I was leaving the coffee shop on the Chardon Square, coffee in one hand and a bakery sack with a couple of muffins in the other. About that time, I heard a voice calling me. It was my friend Binky Barnes. Binky had vaulted from his semi- permanent seat on the park bench directly across the street from the courthouse annex. Binky occupies the location daily following his career of feeding the pigeons. I was kind of nervous watching Binky dart across the street but the cars seemed to part like when Moses parted the Red Sea. He stopped in front of me and paused a moment to catch his breath. He was excited to tell me all about the events that happened here a couple of weeks ago.

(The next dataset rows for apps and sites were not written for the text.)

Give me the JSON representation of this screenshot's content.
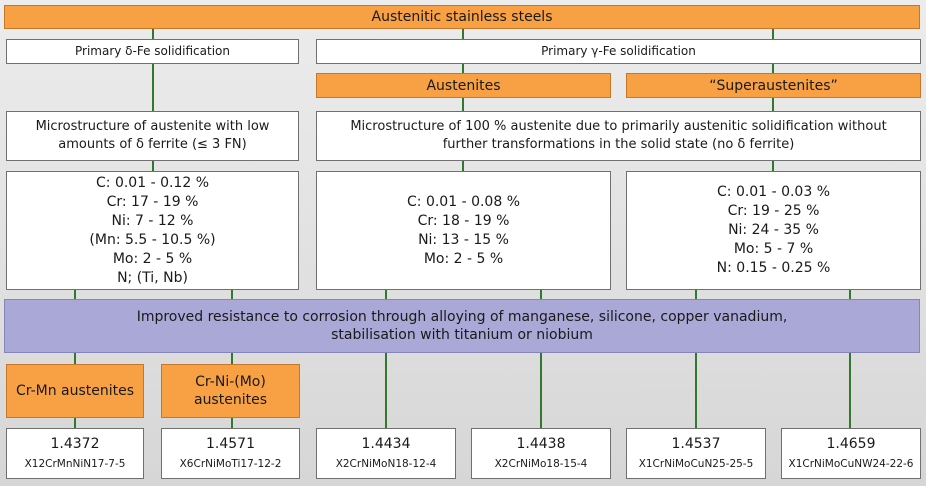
{
  "header": {
    "title": "Austenitic stainless steels"
  },
  "primary": {
    "delta": "Primary δ-Fe solidification",
    "gamma": "Primary γ-Fe solidification"
  },
  "groups": {
    "austenites": "Austenites",
    "superaustenites": "“Superaustenites”"
  },
  "microstructure": {
    "delta": [
      "Microstructure of austenite with low",
      "amounts of δ ferrite (≤ 3 FN)"
    ],
    "gamma": [
      "Microstructure of 100 % austenite due to primarily austenitic solidification without",
      "further transformations in the solid state (no δ ferrite)"
    ]
  },
  "composition": {
    "delta": [
      "C: 0.01 - 0.12 %",
      "Cr: 17 - 19 %",
      "Ni: 7 - 12 %",
      "(Mn: 5.5 - 10.5 %)",
      "Mo: 2 - 5 %",
      "N; (Ti, Nb)"
    ],
    "austenites": [
      "C: 0.01 - 0.08 %",
      "Cr: 18 - 19 %",
      "Ni: 13 - 15 %",
      "Mo: 2 - 5 %"
    ],
    "superaustenites": [
      "C: 0.01 - 0.03 %",
      "Cr: 19 - 25 %",
      "Ni: 24 - 35 %",
      "Mo: 5 - 7 %",
      "N: 0.15 - 0.25 %"
    ]
  },
  "improved": [
    "Improved resistance to corrosion through alloying of manganese, silicone, copper vanadium,",
    "stabilisation with titanium or niobium"
  ],
  "subtypes": {
    "crmn": "Cr-Mn austenites",
    "crnimo": [
      "Cr-Ni-(Mo)",
      "austenites"
    ]
  },
  "grades": [
    {
      "number": "1.4372",
      "designation": "X12CrMnNiN17-7-5"
    },
    {
      "number": "1.4571",
      "designation": "X6CrNiMoTi17-12-2"
    },
    {
      "number": "1.4434",
      "designation": "X2CrNiMoN18-12-4"
    },
    {
      "number": "1.4438",
      "designation": "X2CrNiMo18-15-4"
    },
    {
      "number": "1.4537",
      "designation": "X1CrNiMoCuN25-25-5"
    },
    {
      "number": "1.4659",
      "designation": "X1CrNiMoCuNW24-22-6"
    }
  ],
  "colors": {
    "orange": "#f7a044",
    "purple": "#a9a8d6",
    "connector": "#2f7a2f"
  }
}
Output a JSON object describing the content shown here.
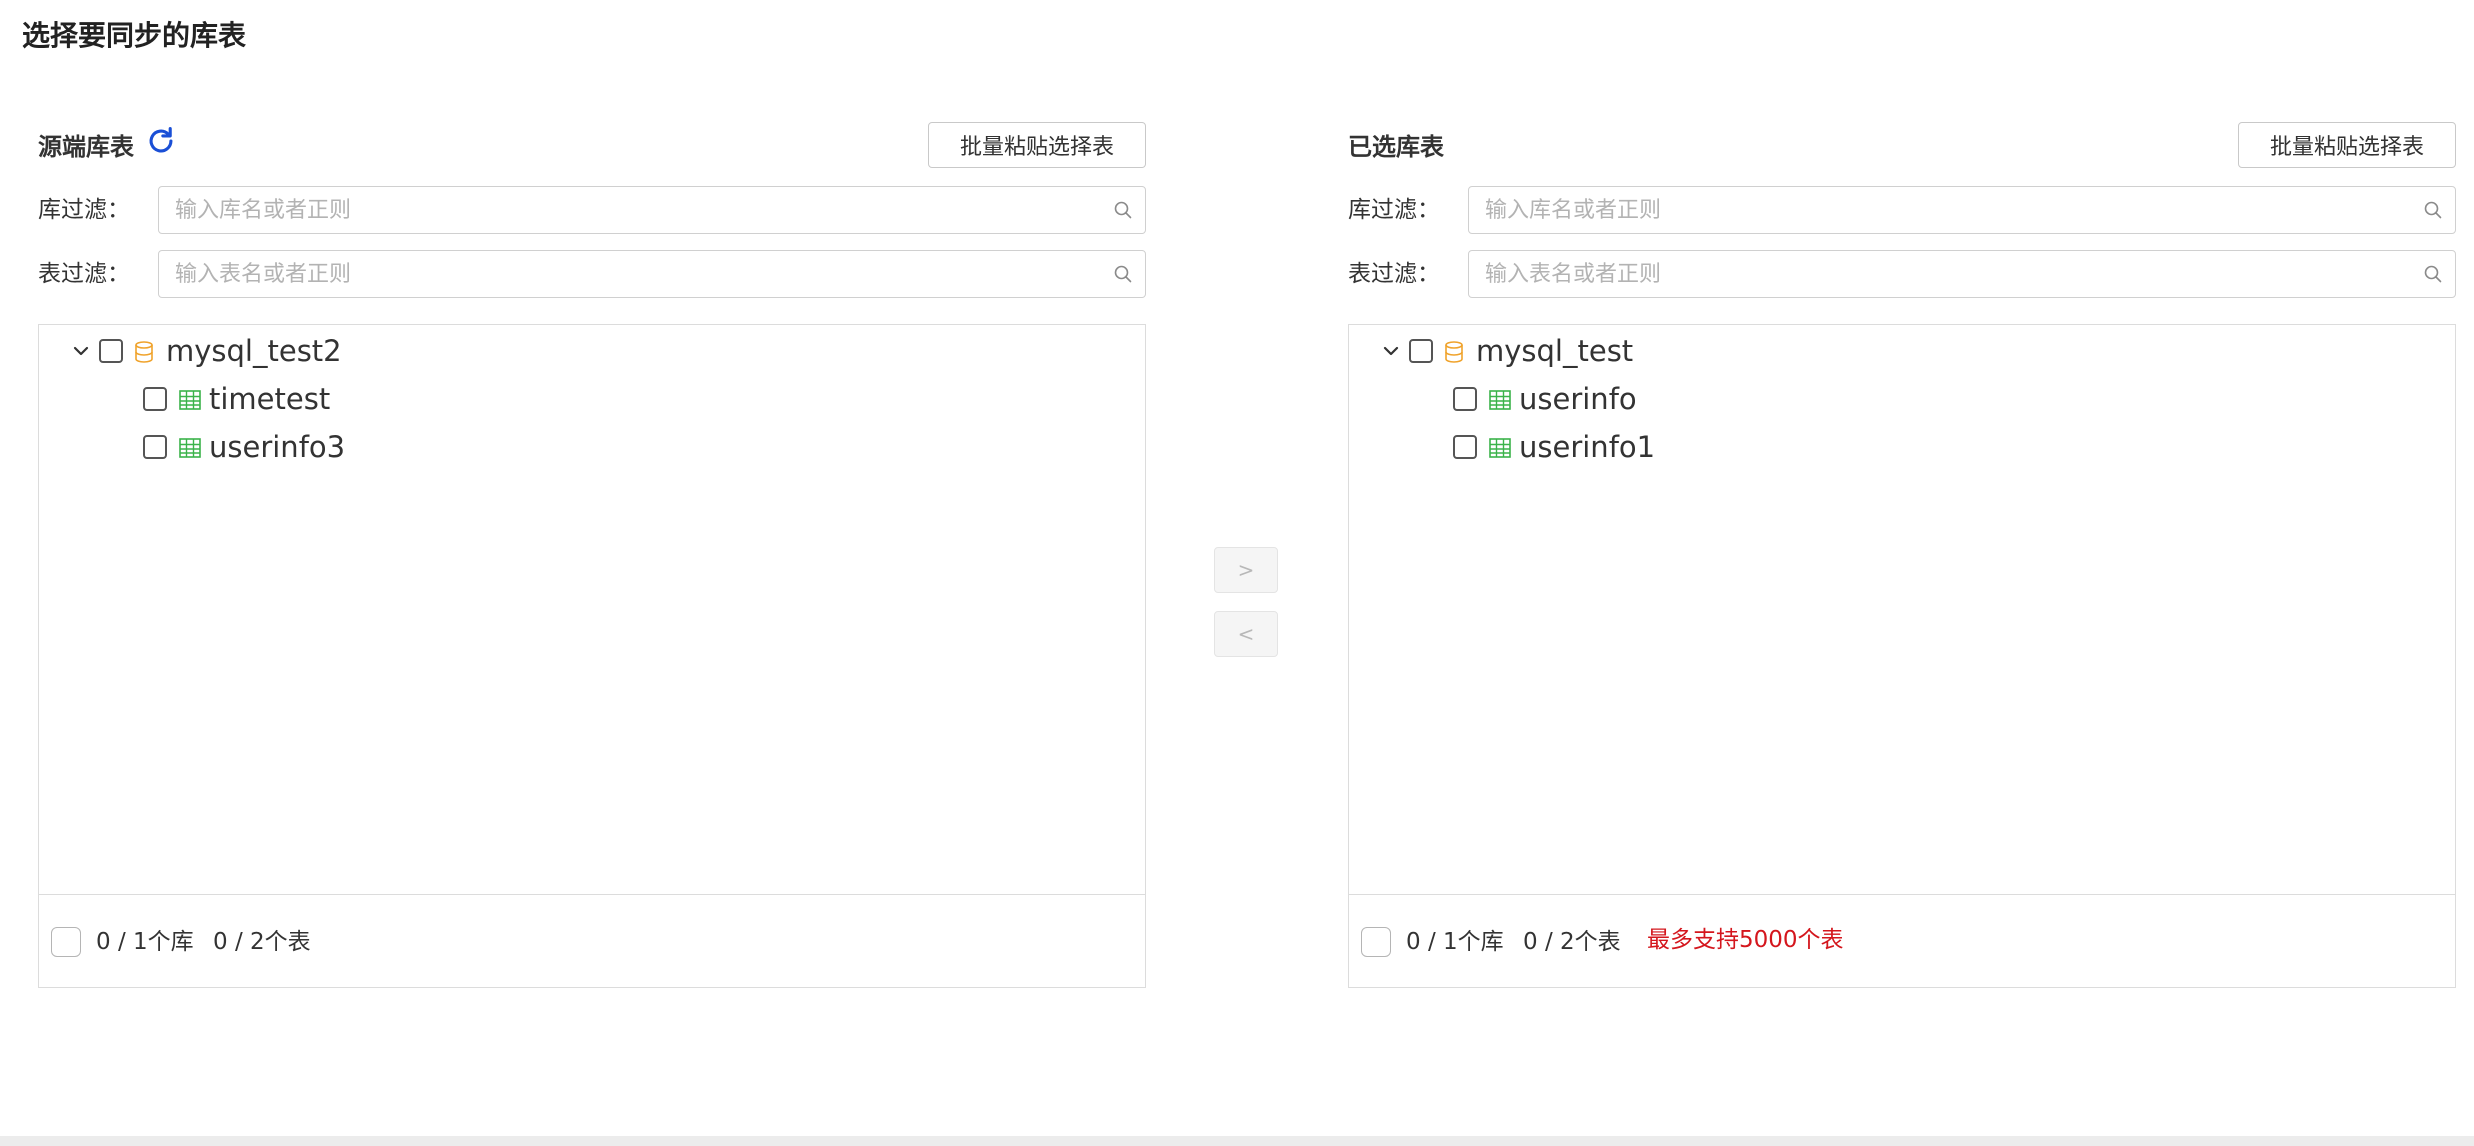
{
  "page": {
    "title": "选择要同步的库表"
  },
  "source": {
    "title": "源端库表",
    "paste_button": "批量粘贴选择表",
    "db_filter": {
      "label": "库过滤：",
      "placeholder": "输入库名或者正则",
      "value": ""
    },
    "table_filter": {
      "label": "表过滤：",
      "placeholder": "输入表名或者正则",
      "value": ""
    },
    "tree": {
      "database": {
        "name": "mysql_test2",
        "expanded": true,
        "checked": false
      },
      "tables": [
        {
          "name": "timetest",
          "checked": false
        },
        {
          "name": "userinfo3",
          "checked": false
        }
      ]
    },
    "footer": {
      "db_count": "0 / 1个库",
      "table_count": "0 / 2个表"
    }
  },
  "selected": {
    "title": "已选库表",
    "paste_button": "批量粘贴选择表",
    "db_filter": {
      "label": "库过滤：",
      "placeholder": "输入库名或者正则",
      "value": ""
    },
    "table_filter": {
      "label": "表过滤：",
      "placeholder": "输入表名或者正则",
      "value": ""
    },
    "tree": {
      "database": {
        "name": "mysql_test",
        "expanded": true,
        "checked": false
      },
      "tables": [
        {
          "name": "userinfo",
          "checked": false
        },
        {
          "name": "userinfo1",
          "checked": false
        }
      ]
    },
    "footer": {
      "db_count": "0 / 1个库",
      "table_count": "0 / 2个表",
      "limit_note": "最多支持5000个表"
    }
  },
  "transfer": {
    "move_right_label": ">",
    "move_left_label": "<",
    "enabled": false
  },
  "icons": {
    "refresh": "refresh-icon",
    "search": "search-icon",
    "expand": "chevron-down-icon",
    "database": "database-icon",
    "table": "table-icon"
  },
  "colors": {
    "refresh_icon": "#1a4fd6",
    "database_icon": "#f0a32c",
    "table_icon": "#3bb34a",
    "warning_text": "#d4161d",
    "border": "#dcdcdc",
    "disabled_button_bg": "#f5f5f5"
  }
}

He said folks had it all wrong about that judge. He said he was sitting right across the street feeding the pigeons and he saw and heard it all. He saw a policeman come out of one of those doors across the street with that man and woman. The policeman was talking to them. The man and woman were speaking ever so politely to the police officer. Just about that time that judge came running out of one of the other doors. He was in an awful hurry and when the policeman stopped him he began yelling. He said that he was late for his midday church choir practice. That was why he had that robe on. Binky said he had heard that the judge was in great demand for church choirs because he had a five octave range all the way from basso profondo to a high C falsetto. He was yelling at the policeman about being late for choir practice. He told the policeman that he needed to get there right away. Then that judge calmed down a bit and said he could get the policeman into the choir and said he would issue a court order. I asked Binky if he was sure that this story was true. He said absolutely and that he was telling it just like the judge told him to. I looked at Binky and he looked a little embarrassed and began to shuffle his feet. I handed him my bakery bag with the muffins in it and told him that the pigeons were probably still hungry. Binky gave me a satisfied grin and he walked off back to his seat on the park bench. As I watched him go I began to wonder just how many pigeons there are in Geauga County.